Gavin Williamson faces inquiry over abusive messages to Tory chief whip after expletive-laden texts revealed
Sir Gavin, who was a backbencher at the time, accused Wendy Morton of using the death of the monarch to “punish” senior MPs who were out of favour with Liz Truss’s government.
The exchange of messages, obtained by The Sunday Times, concluded with the Scarborough-born MP saying: “Well let’s see how many more times you f*** us all over. There is a price for everything.”
The paper said the then party chairman, Sir Jake Berry, informed Prime Minister Rishi Sunak the day before he entered No 10 that Ms Morton had submitted a formal complaint to the party about Sir Gavin’s conduct.
Both Sir Jake and Ms Morton lost their jobs in the ensuing reshuffle while Sir Gavin – a former chief whip and a supporter of Mr Sunak – returned to government.
In the messages, Sir Gavin complained it was “very poor” that privy councillors – senior politicians who formally advise the monarch – who “aren’t favoured” have been excluded from the funeral at Westminster Abbey.
Ms Morton repeatedly insisted that his claims were unfounded and that the Government had been allocated an “extremely limited” number of tickets, most of which went to members of the Cabinet.
Mr Williamson retorted: “Well certainly looks it which think is very shit and perception becomes reality. Also don’t forget I know how this works so don’t puss (sic) me about.
“It’s very clear how you are going to treat a number of us which is very stupid and you are showing f*** all interest in pulling things together.
“Also this shows exactly how you have rigged it is is (sic) disgusting you are using her death to punish people who are just supportive, absolutely disgusting.”
“Well let’s see how many more times you f*** us all over. There is a price for everything.”
Sir Jake told the paper that he was informed by the Conservative Party chief executive on October 24 that a complaint had been made against Sir Gavin regarding allegations of “bullying and intimidation of parliamentary colleagues”.
“In compliance with protocol, in my capacity as party chairman, I informed both the new Prime Minister and his incoming chief of staff about the complaint on the same day,” he said.
According to The Sunday Times, Mr Sunak did not recall the “specifics” of their conversation.

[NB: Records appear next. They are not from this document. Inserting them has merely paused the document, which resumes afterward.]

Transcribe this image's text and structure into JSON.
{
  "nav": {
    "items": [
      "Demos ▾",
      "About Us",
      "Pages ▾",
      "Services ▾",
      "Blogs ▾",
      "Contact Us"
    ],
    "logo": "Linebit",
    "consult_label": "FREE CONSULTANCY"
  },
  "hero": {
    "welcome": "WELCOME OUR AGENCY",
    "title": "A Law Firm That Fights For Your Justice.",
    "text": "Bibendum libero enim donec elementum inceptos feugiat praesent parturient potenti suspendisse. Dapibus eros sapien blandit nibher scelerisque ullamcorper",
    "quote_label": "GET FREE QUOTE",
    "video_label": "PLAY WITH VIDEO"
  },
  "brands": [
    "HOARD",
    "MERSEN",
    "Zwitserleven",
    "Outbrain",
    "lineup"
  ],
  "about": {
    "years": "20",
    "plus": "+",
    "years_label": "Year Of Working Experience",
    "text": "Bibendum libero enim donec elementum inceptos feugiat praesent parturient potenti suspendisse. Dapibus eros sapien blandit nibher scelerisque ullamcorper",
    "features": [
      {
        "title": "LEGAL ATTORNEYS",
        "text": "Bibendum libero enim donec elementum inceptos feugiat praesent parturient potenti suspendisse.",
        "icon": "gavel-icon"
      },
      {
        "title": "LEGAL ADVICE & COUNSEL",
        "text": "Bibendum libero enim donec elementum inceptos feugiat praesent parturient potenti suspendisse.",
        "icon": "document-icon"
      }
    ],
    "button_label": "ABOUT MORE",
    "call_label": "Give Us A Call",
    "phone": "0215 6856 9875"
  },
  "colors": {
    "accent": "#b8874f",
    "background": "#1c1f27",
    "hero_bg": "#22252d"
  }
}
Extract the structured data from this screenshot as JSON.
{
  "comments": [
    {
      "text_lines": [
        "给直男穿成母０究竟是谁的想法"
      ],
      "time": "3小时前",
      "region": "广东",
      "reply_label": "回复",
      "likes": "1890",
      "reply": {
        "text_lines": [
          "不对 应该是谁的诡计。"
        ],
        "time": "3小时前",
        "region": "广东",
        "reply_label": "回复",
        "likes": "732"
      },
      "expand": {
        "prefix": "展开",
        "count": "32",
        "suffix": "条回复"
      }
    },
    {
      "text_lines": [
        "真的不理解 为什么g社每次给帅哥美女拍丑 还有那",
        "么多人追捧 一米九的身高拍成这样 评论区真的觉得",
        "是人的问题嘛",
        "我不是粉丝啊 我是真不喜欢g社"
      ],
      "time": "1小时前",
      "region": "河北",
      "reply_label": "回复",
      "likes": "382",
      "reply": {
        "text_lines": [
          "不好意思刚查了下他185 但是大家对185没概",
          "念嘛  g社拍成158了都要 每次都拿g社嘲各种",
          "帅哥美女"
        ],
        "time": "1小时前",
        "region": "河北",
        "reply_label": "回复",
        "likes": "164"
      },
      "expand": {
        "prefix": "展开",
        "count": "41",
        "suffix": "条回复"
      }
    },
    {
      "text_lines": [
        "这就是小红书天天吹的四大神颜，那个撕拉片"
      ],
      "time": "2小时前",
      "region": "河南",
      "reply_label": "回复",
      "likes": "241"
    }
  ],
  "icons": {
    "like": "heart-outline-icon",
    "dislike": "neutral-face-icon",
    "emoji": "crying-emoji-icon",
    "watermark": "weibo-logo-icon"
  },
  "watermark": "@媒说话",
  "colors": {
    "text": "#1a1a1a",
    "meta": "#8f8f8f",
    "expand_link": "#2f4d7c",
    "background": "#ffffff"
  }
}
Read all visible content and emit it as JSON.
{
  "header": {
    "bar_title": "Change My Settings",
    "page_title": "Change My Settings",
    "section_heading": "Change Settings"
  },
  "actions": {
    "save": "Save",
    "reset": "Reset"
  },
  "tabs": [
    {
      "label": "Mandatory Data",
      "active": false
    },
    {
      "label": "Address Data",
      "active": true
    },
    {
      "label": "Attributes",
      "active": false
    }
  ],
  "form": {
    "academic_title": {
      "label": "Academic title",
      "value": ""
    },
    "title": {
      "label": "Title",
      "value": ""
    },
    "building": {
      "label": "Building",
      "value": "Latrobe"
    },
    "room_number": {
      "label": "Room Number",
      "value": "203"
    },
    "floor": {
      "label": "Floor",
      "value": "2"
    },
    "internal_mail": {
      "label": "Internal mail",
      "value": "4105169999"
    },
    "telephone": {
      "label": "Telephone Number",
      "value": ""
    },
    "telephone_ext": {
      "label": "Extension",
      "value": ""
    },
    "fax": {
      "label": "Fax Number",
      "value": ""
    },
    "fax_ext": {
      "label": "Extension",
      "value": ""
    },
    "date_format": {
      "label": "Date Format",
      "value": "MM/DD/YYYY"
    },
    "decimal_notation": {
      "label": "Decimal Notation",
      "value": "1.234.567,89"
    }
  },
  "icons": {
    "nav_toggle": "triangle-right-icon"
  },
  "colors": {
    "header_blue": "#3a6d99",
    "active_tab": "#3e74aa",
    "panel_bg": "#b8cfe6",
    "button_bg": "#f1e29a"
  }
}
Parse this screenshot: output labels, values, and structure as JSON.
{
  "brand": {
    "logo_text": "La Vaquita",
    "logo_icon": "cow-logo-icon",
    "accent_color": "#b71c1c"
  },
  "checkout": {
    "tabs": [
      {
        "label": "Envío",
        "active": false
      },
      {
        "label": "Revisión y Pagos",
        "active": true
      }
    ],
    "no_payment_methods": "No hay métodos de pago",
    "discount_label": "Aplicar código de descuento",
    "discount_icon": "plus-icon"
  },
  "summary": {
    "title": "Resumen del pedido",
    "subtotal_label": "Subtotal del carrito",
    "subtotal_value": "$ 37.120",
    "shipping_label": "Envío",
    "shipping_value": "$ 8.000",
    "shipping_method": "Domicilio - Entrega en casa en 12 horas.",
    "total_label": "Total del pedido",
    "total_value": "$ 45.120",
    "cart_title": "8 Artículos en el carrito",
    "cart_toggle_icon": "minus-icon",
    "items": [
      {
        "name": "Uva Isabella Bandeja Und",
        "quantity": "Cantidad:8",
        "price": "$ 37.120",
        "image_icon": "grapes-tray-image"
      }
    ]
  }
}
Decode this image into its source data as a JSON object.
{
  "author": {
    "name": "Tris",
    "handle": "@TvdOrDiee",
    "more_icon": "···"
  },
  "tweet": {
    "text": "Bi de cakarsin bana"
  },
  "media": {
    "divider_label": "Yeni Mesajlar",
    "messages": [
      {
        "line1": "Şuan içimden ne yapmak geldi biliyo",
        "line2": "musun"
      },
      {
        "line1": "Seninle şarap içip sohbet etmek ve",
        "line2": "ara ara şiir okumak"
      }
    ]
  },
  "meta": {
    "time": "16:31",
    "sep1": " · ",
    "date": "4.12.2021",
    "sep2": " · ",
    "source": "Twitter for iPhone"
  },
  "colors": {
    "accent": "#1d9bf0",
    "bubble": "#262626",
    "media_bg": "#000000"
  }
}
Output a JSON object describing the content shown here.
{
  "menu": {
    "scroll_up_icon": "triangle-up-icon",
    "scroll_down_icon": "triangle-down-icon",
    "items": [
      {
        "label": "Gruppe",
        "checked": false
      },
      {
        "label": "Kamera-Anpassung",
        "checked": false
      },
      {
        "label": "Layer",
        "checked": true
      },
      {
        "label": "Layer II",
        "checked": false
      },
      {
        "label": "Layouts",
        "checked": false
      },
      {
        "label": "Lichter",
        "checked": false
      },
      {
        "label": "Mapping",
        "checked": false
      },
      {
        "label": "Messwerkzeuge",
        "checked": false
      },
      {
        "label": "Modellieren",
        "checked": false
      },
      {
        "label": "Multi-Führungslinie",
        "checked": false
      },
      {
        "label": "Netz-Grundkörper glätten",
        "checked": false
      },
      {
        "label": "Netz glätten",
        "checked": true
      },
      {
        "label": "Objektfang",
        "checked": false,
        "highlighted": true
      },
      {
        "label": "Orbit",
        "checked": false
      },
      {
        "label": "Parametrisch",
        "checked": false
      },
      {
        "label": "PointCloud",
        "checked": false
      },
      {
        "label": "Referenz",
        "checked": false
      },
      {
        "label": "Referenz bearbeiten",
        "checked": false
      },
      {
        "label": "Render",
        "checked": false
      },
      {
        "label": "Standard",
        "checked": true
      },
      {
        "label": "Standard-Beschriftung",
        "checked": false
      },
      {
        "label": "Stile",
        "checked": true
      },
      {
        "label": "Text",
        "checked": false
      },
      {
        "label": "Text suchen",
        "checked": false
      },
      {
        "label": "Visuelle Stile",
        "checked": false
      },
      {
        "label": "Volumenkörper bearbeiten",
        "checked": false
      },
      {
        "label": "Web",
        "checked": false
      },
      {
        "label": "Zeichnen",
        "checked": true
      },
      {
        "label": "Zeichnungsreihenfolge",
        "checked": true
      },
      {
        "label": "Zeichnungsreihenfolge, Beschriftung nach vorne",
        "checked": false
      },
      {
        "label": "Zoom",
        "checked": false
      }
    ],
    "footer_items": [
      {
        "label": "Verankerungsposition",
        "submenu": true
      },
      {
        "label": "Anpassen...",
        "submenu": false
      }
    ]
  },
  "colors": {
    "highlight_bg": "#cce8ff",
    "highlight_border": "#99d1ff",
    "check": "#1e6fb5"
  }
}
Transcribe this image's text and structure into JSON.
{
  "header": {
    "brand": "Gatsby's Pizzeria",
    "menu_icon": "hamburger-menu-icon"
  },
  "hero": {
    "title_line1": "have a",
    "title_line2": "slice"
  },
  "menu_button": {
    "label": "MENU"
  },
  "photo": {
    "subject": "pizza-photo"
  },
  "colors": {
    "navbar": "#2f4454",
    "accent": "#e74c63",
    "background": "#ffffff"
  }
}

“I don’t think it was any secret that Gavin Williamson and other backbenchers had a difficult relationship with the chief whip,” Mr Dowden told Sky News’s Sophy Ridge On Sunday programme.
“He (Mr Sunak) was aware that there was a difficult relationship between the chief whip and a number of backbenchers, of which Gavin Williamson was one.”
He said that Sir Gavin regretted sending the messages to Ms Morton at what had been a “difficult time” for the Conservative Party.
“These were sent in the heat of the moment expressing frustration. It was a difficult time for the party. He now accepts that he shouldn’t have done it and he regrets doing so,” Mr Dowden said.
“Thankfully we are in a better place now as a party.”
Sir Gavin was made a privy councillor and awarded a knighthood by Boris Johnson when he was prime minister earlier this year.
He is, however, viewed with suspicion by many Tory MPs because of his reputation as an inveterate plotter.
He was sacked first by Theresa May as defence secretary for leaking details of a national security council meeting and then by Mr Johnson as education secretary over the Covid-19 A-levels debacle.
Labour deputy leader Angela Rayner said Mr Sunak’s decision to bring Sir Gavin back into Government called his judgment into question.
“Gavin Williamson was sacked from Cabinet twice, yet despite risking national security, he’s back at the heart of Government,” she said.
“Rishi Sunak’s pledge to restore integrity, professionalism and accountability has been exposed as nothing more than hollow words. Far from stopping the rot in Downing Street, he’s letting it fester.”
A Conservative Party spokesman: “The Conservative Party has a robust complaints process in place.
“This process is rightly a confidential one, so that complainants can come forward in confidence.”
Sir Gavin told The Sunday Times: “I of course regret getting frustrated about the way colleagues and I felt we were being treated.
“I am happy to speak with Wendy and I hope to work positively with her in the future as I have in the past.”